The Journeys Program, she explained, was inspired by “a remarkable family,” the Hladuns, of Ballston Lake.

In 2009, at just two months old, Tammy and Matt Hladuns’ son, Willem, was diagnosed with a rare form of cancer. After aggressive treatments, including six surgeries and six rounds of chemotherapy, the Hladuns decided that what Will needed most was their love and comfort. They remained by his side, camped out in his hospital room. Family and friends would come and go well past visiting hours. It didn’t matter to them that they got little comfortable sleep. It mattered that they were at their son’s side.

After Will passed at the age of 7 months, the Hladuns collaborated with Dr. Porter to establish the Brave Will Room, a space within the children’s hospital for families to gather privately while a loved one is receiving palliative care.

“It really is one of the cornerstones of our Journeys Program,” Dr. Porter said.

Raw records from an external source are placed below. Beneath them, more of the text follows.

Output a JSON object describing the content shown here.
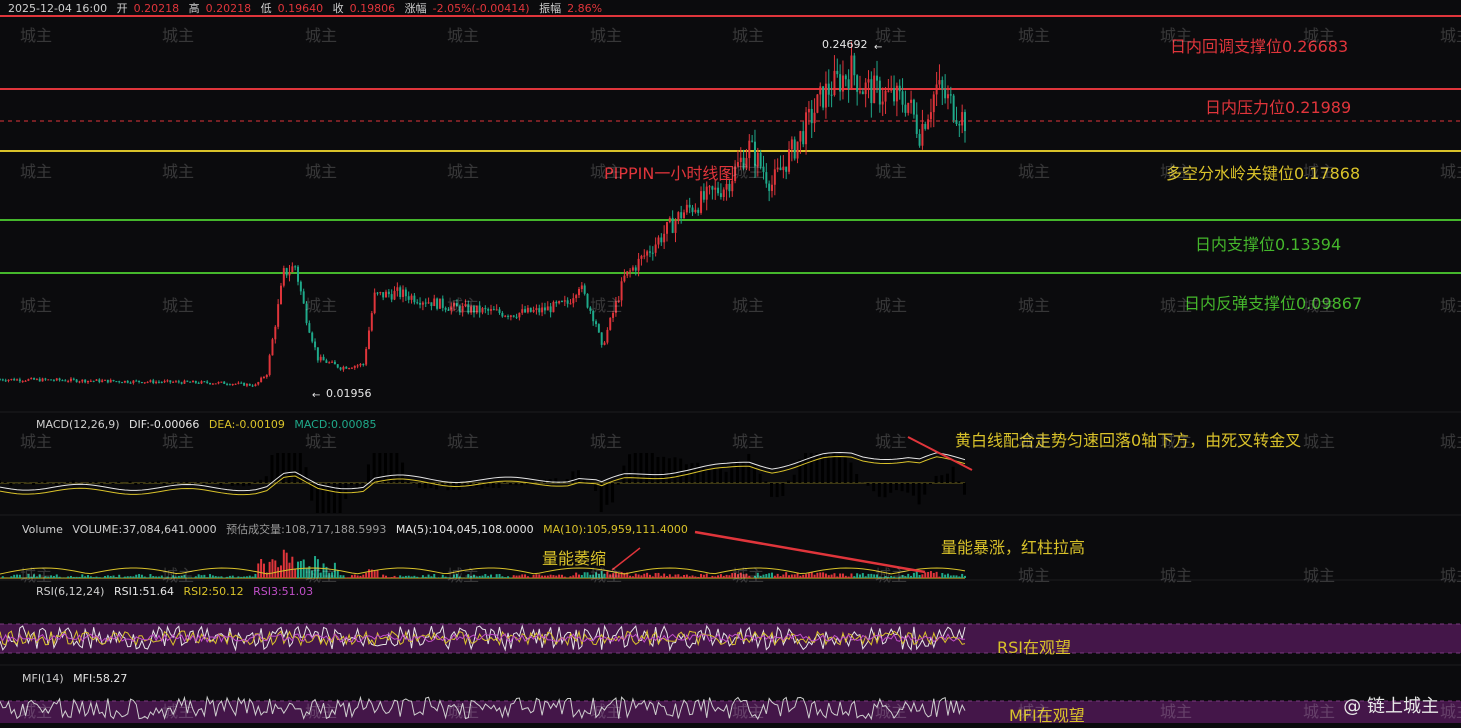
{
  "header": {
    "datetime": "2025-12-04 16:00",
    "open_label": "开",
    "open": "0.20218",
    "high_label": "高",
    "high": "0.20218",
    "low_label": "低",
    "low": "0.19640",
    "close_label": "收",
    "close": "0.19806",
    "change_label": "涨幅",
    "change": "-2.05%(-0.00414)",
    "amp_label": "振幅",
    "amp": "2.86%"
  },
  "main_title": "PIPPIN一小时线图",
  "levels": [
    {
      "label": "日内回调支撑位0.26683",
      "color": "#e0353b"
    },
    {
      "label": "日内压力位0.21989",
      "color": "#e0353b"
    },
    {
      "label": "多空分水岭关键位0.17868",
      "color": "#d9c22a"
    },
    {
      "label": "日内支撑位0.13394",
      "color": "#45b72c"
    },
    {
      "label": "日内反弹支撑位0.09867",
      "color": "#45b72c"
    }
  ],
  "price_marks": {
    "high": "0.24692",
    "low": "0.01956"
  },
  "macd": {
    "label": "MACD(12,26,9)",
    "dif": "DIF:-0.00066",
    "dea": "DEA:-0.00109",
    "macd": "MACD:0.00085",
    "note": "黄白线配合走势匀速回落0轴下方，由死叉转金叉"
  },
  "volume": {
    "label": "Volume",
    "vol": "VOLUME:37,084,641.0000",
    "est": "预估成交量:108,717,188.5993",
    "ma5": "MA(5):104,045,108.0000",
    "ma10": "MA(10):105,959,111.4000",
    "note_left": "量能萎缩",
    "note_right": "量能暴涨，红柱拉高"
  },
  "rsi": {
    "label": "RSI(6,12,24)",
    "rsi1": "RSI1:51.64",
    "rsi2": "RSI2:50.12",
    "rsi3": "RSI3:51.03",
    "note": "RSI在观望"
  },
  "mfi": {
    "label": "MFI(14)",
    "value": "MFI:58.27",
    "note": "MFI在观望"
  },
  "watermark": "城主",
  "logo": "@ 链上城主",
  "colors": {
    "up": "#e0353b",
    "down": "#1fa98a",
    "yellow": "#d9c22a",
    "white": "#e6e6e6",
    "purple": "#4a1750"
  },
  "chart_data": {
    "type": "candlestick",
    "title": "PIPPIN一小时线图",
    "close_path": [
      [
        0,
        0.024
      ],
      [
        10,
        0.0235
      ],
      [
        20,
        0.0228
      ],
      [
        30,
        0.0222
      ],
      [
        40,
        0.0215
      ],
      [
        45,
        0.02
      ],
      [
        47,
        0.028
      ],
      [
        50,
        0.095
      ],
      [
        52,
        0.1
      ],
      [
        54,
        0.065
      ],
      [
        56,
        0.038
      ],
      [
        60,
        0.032
      ],
      [
        64,
        0.034
      ],
      [
        66,
        0.08
      ],
      [
        70,
        0.082
      ],
      [
        80,
        0.072
      ],
      [
        90,
        0.068
      ],
      [
        95,
        0.07
      ],
      [
        100,
        0.075
      ],
      [
        102,
        0.088
      ],
      [
        105,
        0.062
      ],
      [
        106,
        0.045
      ],
      [
        110,
        0.092
      ],
      [
        120,
        0.135
      ],
      [
        128,
        0.155
      ],
      [
        132,
        0.18
      ],
      [
        136,
        0.155
      ],
      [
        140,
        0.18
      ],
      [
        145,
        0.215
      ],
      [
        150,
        0.232
      ],
      [
        152,
        0.22
      ],
      [
        160,
        0.21
      ],
      [
        162,
        0.19
      ],
      [
        165,
        0.22
      ],
      [
        170,
        0.198
      ]
    ],
    "high_label": 0.24692,
    "low_label": 0.01956,
    "ylim": [
      0.0,
      0.28
    ]
  }
}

In the years since, the Journeys Program has blossomed to serve hundreds of children and their families, and it also prepared Dr. Porter to come to the aid of patients with Covid-19.

On Christmas Eve of 2020, a 74-year-old Covid patient named Bernie Murphy from Burnt Hills arrived at Albany Med by ambulance. He was Tammy Hladun’s father.

When the hospital called Hladun to explain they were arranging for palliative care for her father with a physician named Dr. Porter, she said she was overcome.

“I thought back to Will,” she said, “and this may sound strange, but I remember staring at Dr. Porter’s jacket when Will was diagnosed. It said ‘Oncologist.” And my brain wasn’t registering cancer. So much was happening. She said to us that day—we didn’t know her at all—she said, ‘I’m going to be here from today. I will never leave your side.’ And in all these years, she checks on us. There are texts. Phone calls. Even though she’s busy, we don’t always see her, but she’s always there.”

It was no different with her father. “She would go in and see him every day,” Hladun said. “She would bring him a newspaper, even though he couldn’t read it. She kept offering him that dignity, which is so important.

“My dad was an anxious man. And Dr. Porter brought him peace. She would say, ‘Bernie, what’s making you nervous? How can I help you?’”

Ultimately, when it was deemed medically safe—and in close collaboration with Murphy, his family, hospice and nursing supports—Dr. Porter helped arrange for Murphy’s safe transfer home by ambulance. He was with his family when he passed away the following day.

“All of us were around him,” Hladun said. “We toasted him. We played his favorite music. We learned that from Will,” Hladun said, “to celebrate all the moments.”

“It was emotional. I think it always is,” Dr. Porter said. “We talk about Will all the time and how he has transformed how we manage a death in Pediatrics. And I’d like to think that he’s a part of what’s going on now as we work to build an adult palliative care team.”

For a lifetime of exemplary contributions to her field and the community, Dr. Porter was honored as a Woman of Excellence by the Capital Region Chamber’s Women’s Business Council in the Distinguished Career Category during a virtual ceremony in May.